62 comments and not one person considers the fact that this 44 floor building, with major financial companies as tenants, is left virtually empty for 90 minutes?! An hour and a half, that is.
Apparently, all you need to do to get yourself 90 unsupervised minutes in any major financial company is to send a fake grenade to the mailroom of a Brookfield Properties building.
And to LPT Security Consulting up there: You need to read some books on security. Maybe a CPP certification would be in order? Or at least, take a look at Introduction to Security, 8th Edition. Jeez.
SnallaBolaget : 62 comments and not one person considers the fact that this 44 floor building, with major financial companies as tenants, is left virtually empty for 90 minutes?!
Now you've gone and blow Nick P's "master plan" of how to get rich quick step 5...
How much did that pom bloke Nick Leason who lost his Barings lose for his bank in Singapore, or that French dude for his definitely a lot more than $1Billion each.
And who knows who else, you don't get to hear about it unless it's more than 10% of the banks net worth.
INteresting analysis, but some of your data is quite a ways off.
Your volume for a Mills bomb is about 30% too low, but that doesn't matter too much. However your LCt50 for sarin is an order of magnitude too low. Published sources vary somewhat (after all, it is difficult to actually do the experiment...), but are generally on the order of 70 mg-min/m³.
That's not 70 mg/m³ for ten minutes; that's 70 mg/m³ for 1 minute, or 7 mg/m³ for 10 minutes, or 0.7 for 100 minutes, and so on.
You can't extend the linear relationship indefinitely, for two reasons. Firstly you may eventually hit the point where absorption becomes slower than the time constant for repair. You won't get that with sarin though, because its time constant for repair is several *months*. More importantly, at low concentrations you have to start considering the material that is being removed by ventilation, adsorption onto surfaces, and so on. A well-ventilated modern office might have an air change rate of 3/hr, so after we solve a little differential calculus we see the total exposure (in mg-min/m³) is probably around 20 min x initial concentration.
Thus we would expect 50% lethality if initial concentration was around 3.5 mg/m³. However, from the responders' point of view, we aren't just concerned about 50% lethality; we don't want anyone to die. And the LCtLo is about 10 mg-min/m³, and thus the LCLo in this scenario is about 0.5 mg/m³.
Compared to your estimate, this increases the potentially dangerously contaminated area by around 140 times. The smaller error on the Mills bomb volume brings that up to an even 200 times.
Thus the floor area of the potentially lethal contaminated zone is up to about 178,500 m². Which is pretty close to the total floor area of the building...

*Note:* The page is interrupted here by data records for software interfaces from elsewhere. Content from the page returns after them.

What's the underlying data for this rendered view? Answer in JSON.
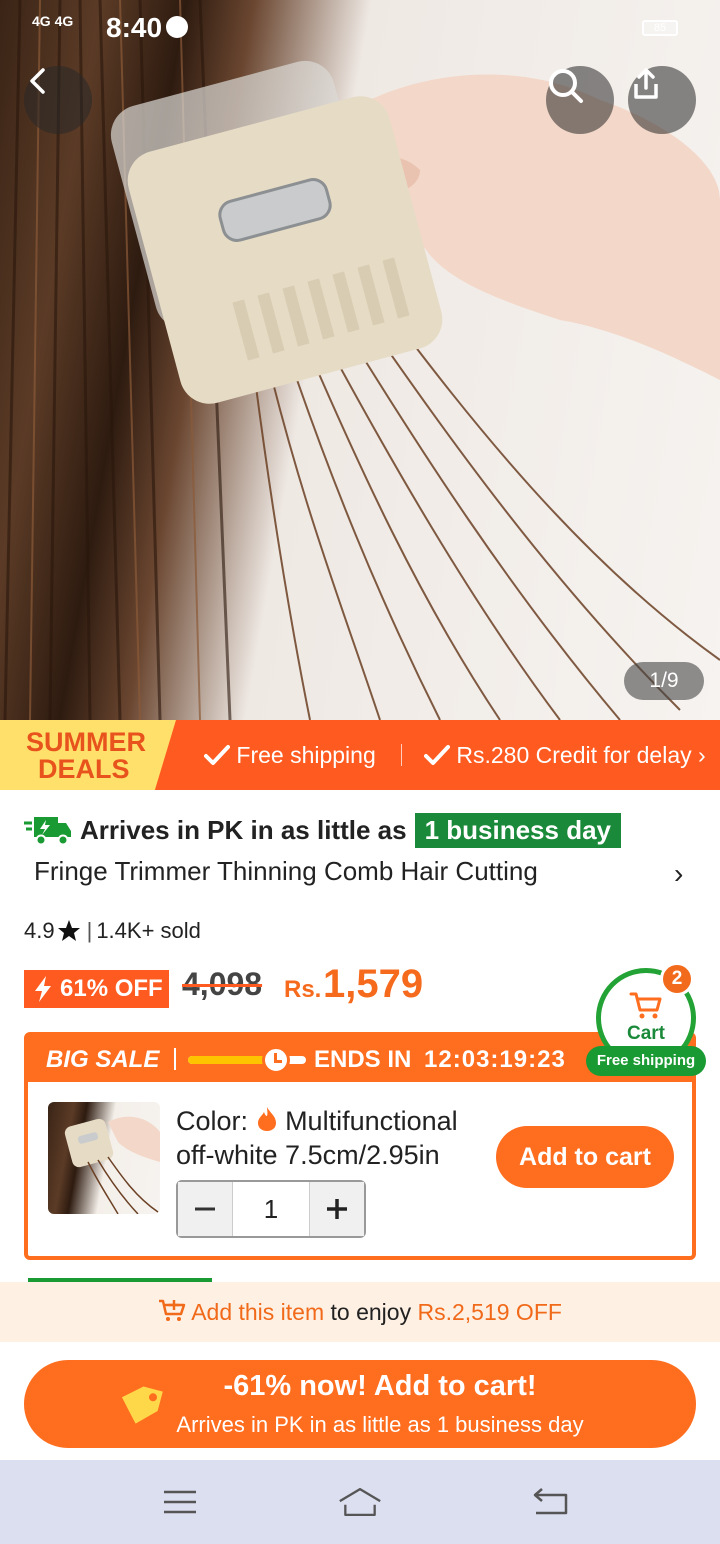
{
  "status_bar": {
    "network": "4G 4G",
    "time": "8:40",
    "battery": "85"
  },
  "hero": {
    "pager": "1/9"
  },
  "promo": {
    "summer_line1": "SUMMER",
    "summer_line2": "DEALS",
    "free_shipping": "Free shipping",
    "credit": "Rs.280 Credit for delay"
  },
  "arrival": {
    "text": "Arrives in PK in as little as",
    "days": "1 business day"
  },
  "product": {
    "title": "Fringe Trimmer Thinning Comb Hair Cutting",
    "rating": "4.9",
    "sold": "1.4K+ sold",
    "off": "61% OFF",
    "old_price": "4,098",
    "currency": "Rs.",
    "price": "1,579"
  },
  "cart": {
    "label": "Cart",
    "count": "2",
    "free_shipping": "Free shipping"
  },
  "sale": {
    "title": "BIG SALE",
    "ends_label": "ENDS IN",
    "timer": "12:03:19:23",
    "progress_fraction": 0.7,
    "color_label": "Color:",
    "color_value": "Multifunctional off-white 7.5cm/2.95in",
    "add_to_cart": "Add to cart",
    "quantity": "1"
  },
  "bundle": {
    "highlight": "Add this item",
    "middle": "to enjoy",
    "amount": "Rs.2,519 OFF"
  },
  "cta": {
    "line1": "-61% now! Add to cart!",
    "line2": "Arrives in PK in as little as 1 business day"
  },
  "colors": {
    "accent": "#ff6d1f",
    "green": "#1a8a3a",
    "badge_bg": "#ffe06a"
  },
  "icons": [
    "back-icon",
    "search-icon",
    "share-icon",
    "check-icon",
    "truck-icon",
    "star-icon",
    "lightning-icon",
    "clock-icon",
    "flame-icon",
    "cart-icon",
    "tag-icon",
    "menu-icon",
    "home-icon",
    "return-icon"
  ]
}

So if sarin is so jaw-droppingly lethal -- and it is -- why wasn't the Tokyo subway attack much worse? Quite simply, making sarin turns out to be a lot harder than you might think, and even with the aid of a professional industrial chemist and several million dollars' worth of plant, Aum Shinri Kyo's 6 litres of fluid contained a *lot* less than 6 litres of sarin.
I pop in every year or so just to see what's what - sad to see that you Americans are still frightened of your own shadow. Pity.

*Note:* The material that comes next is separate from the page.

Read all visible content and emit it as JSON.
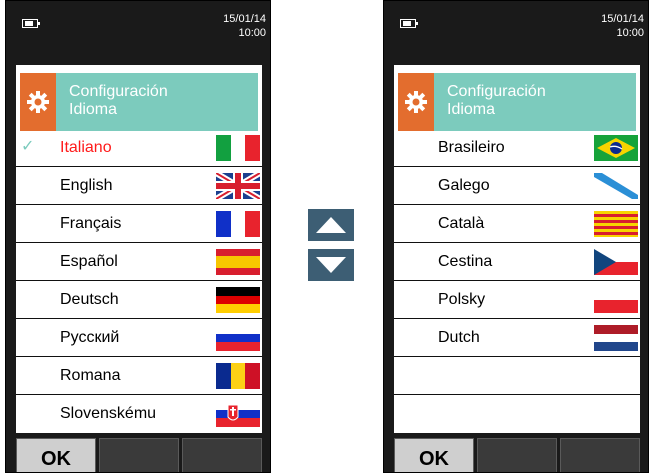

You're right, I did screw up on exposure measurements. But I didn't screw up on picking LCt50 instead of LCtLo. caj's comment asked about sarin killing everyone in the building. Not killing or sickening a few people.
Specifically, he asked "And for those of you out there who are grenade experts... what if it had been modifed and rather than just explosive it contained a canister of sarin gas that disperses into the HVAC system and spreads to the entire building killing every occupant before anyone even knows what happened."

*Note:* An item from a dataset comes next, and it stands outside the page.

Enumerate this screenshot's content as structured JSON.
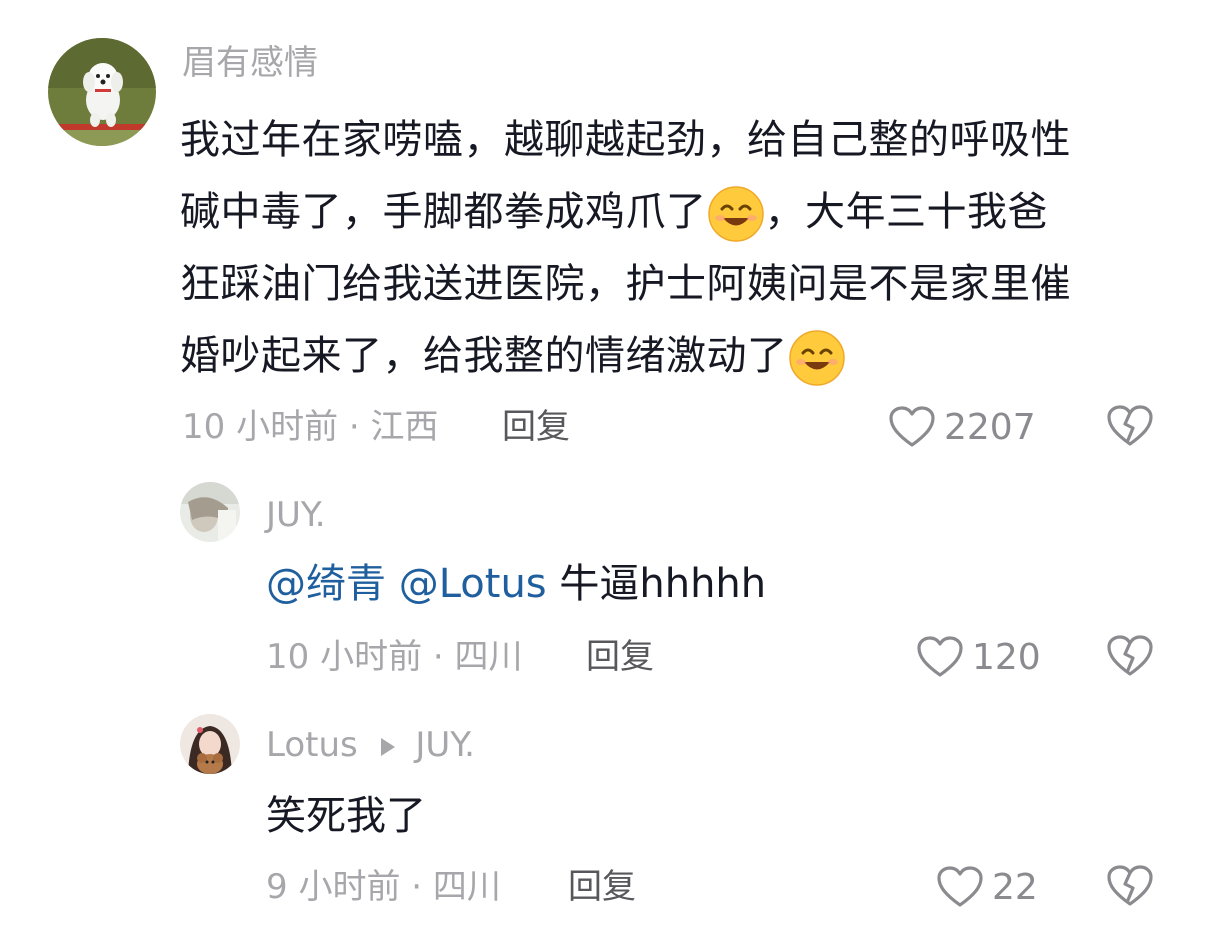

I'm not a grenade expert, but I figured I'd take a stab at the calculations anyways. Even with the new info, my point still stands that sarin isn't some sort of magic killer pixie dust of doom. Nasty stuff for sure, but 'oh no a tiny bit will wipe out a quarter-million square meter office building' is hardly true.
Schneier.com is a personal website. Opinions expressed are not necessarily those of BT.